Lawmakers from the two parties remain far from consensus on high-profile tax and budget questions, but the Iowa legislature has unanimously approved its first tax bill of the 2015 session. Senate File 126 (full text here) passed the Iowa Senate by 49 votes to 0 on February 4 and passed the Iowa House by 95 votes to 0 today. It “conforms Iowa’s revenue laws to incorporate federal changes” made during 2014. O.Kay Henderson reported for Radio Iowa,
The bill would extend a tax break to Iowa business owners, allowing them to claim the first half a million dollars worth of new equipment purchases as a tax deduction for the business. It also allows Iowa teachers to claim a tax credit for up to $250 for the supplies, equipment and materials used in their classroom.
Unlike most bills, which take effect on July 1 (at the start of the next fiscal year), SF 126 “takes effect upon enactment” and “applies retroactively to January 1, 2014, for tax years beginning on or after that date.” The fiscal note indicates that this bill will reduce state tax revenue by $98.98 million in the current fiscal year. About $83.5 million of that comes from one part of the bill:

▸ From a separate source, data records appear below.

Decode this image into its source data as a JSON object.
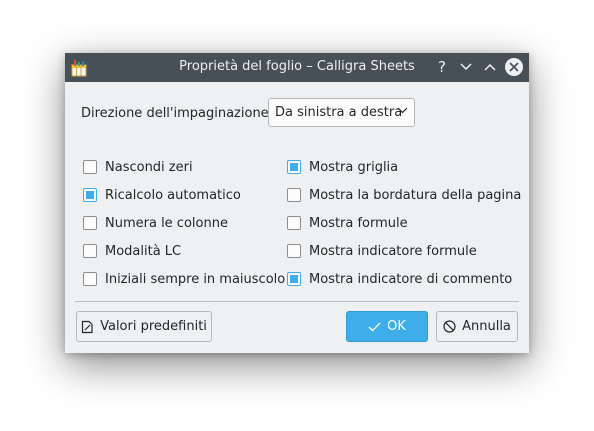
{
  "window": {
    "title": "Proprietà del foglio – Calligra Sheets"
  },
  "titlebar": {
    "help_label": "?"
  },
  "direction": {
    "label": "Direzione dell'impaginazione:",
    "selected": "Da sinistra a destra"
  },
  "options_left": [
    {
      "label": "Nascondi zeri",
      "checked": false
    },
    {
      "label": "Ricalcolo automatico",
      "checked": true
    },
    {
      "label": "Numera le colonne",
      "checked": false
    },
    {
      "label": "Modalità LC",
      "checked": false
    },
    {
      "label": "Iniziali sempre in maiuscolo",
      "checked": false
    }
  ],
  "options_right": [
    {
      "label": "Mostra griglia",
      "checked": true
    },
    {
      "label": "Mostra la bordatura della pagina",
      "checked": false
    },
    {
      "label": "Mostra formule",
      "checked": false
    },
    {
      "label": "Mostra indicatore formule",
      "checked": false
    },
    {
      "label": "Mostra indicatore di commento",
      "checked": true
    }
  ],
  "buttons": {
    "defaults_label": "Valori predefiniti",
    "ok_label": "OK",
    "cancel_label": "Annulla"
  },
  "colors": {
    "accent": "#3daee9",
    "titlebar": "#475057",
    "background": "#eff0f1"
  }
}
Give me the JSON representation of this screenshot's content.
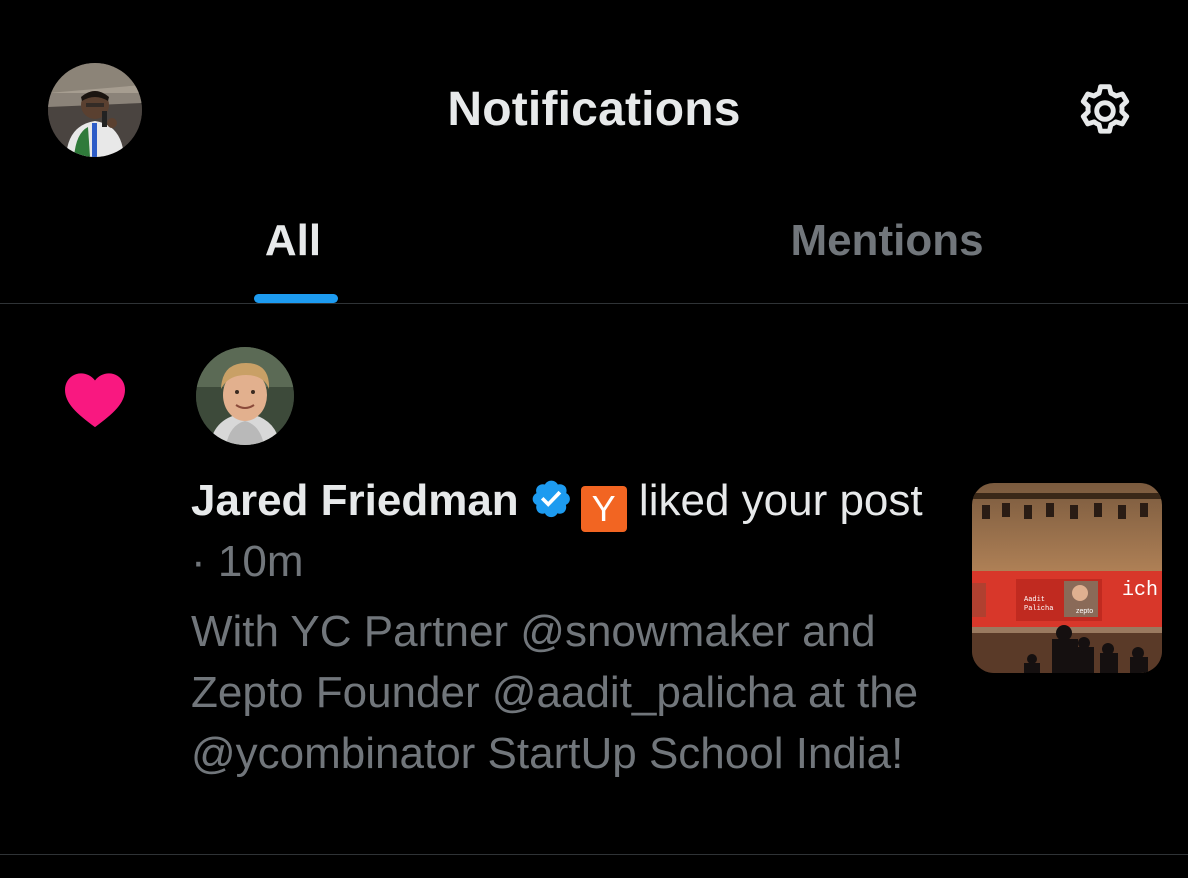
{
  "header": {
    "title": "Notifications"
  },
  "tabs": [
    {
      "label": "All",
      "active": true
    },
    {
      "label": "Mentions",
      "active": false
    }
  ],
  "notification": {
    "user_name": "Jared Friedman",
    "badge_letter": "Y",
    "action_text": "liked your post",
    "separator": "·",
    "time": "10m",
    "post_text": "With YC Partner @snowmaker and Zepto Founder @aadit_palicha at the @ycombinator StartUp School India!",
    "thumbnail": {
      "screen_lines": [
        "Aadit",
        "Palicha"
      ],
      "brand": "zepto",
      "side_text": "ich"
    }
  },
  "colors": {
    "background": "#000000",
    "text_primary": "#e7e9ea",
    "text_secondary": "#71767b",
    "accent_blue": "#1d9bf0",
    "heart_pink": "#f91880",
    "yc_orange": "#f26522",
    "divider": "#2f3336"
  },
  "icons": {
    "settings": "gear-icon",
    "like": "heart-icon",
    "verified": "verified-badge-icon"
  }
}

Of the extended provisions, the most significant from a fiscal impact perspective is the extension of favorable depreciation expensing known as “Section 179 expensing.” This provision allows business taxpayers (including corporate taxpayers and business entities taxed through the individual income tax) to write off additional depreciation in the year a qualified depreciable asset is placed in service. Since the provision accelerates the claiming of depreciation, the provision reduces taxes owed in the first year, but increases taxes owed in later years.
Looking through the lobbyist declarations, I didn’t see any lobbyists registered against this bill. The Iowa Society of Public Accountants, Deere & Company, Iowa Community Foundations, and the Iowa Farm Bureau Federation all registered in favor. Speaking to Radio Iowa, Republican State Representative Chris Hagenow said certified public accountants and tax preparers had told lawmakers “this is a priority for them” to provide “certainty” going into tax season.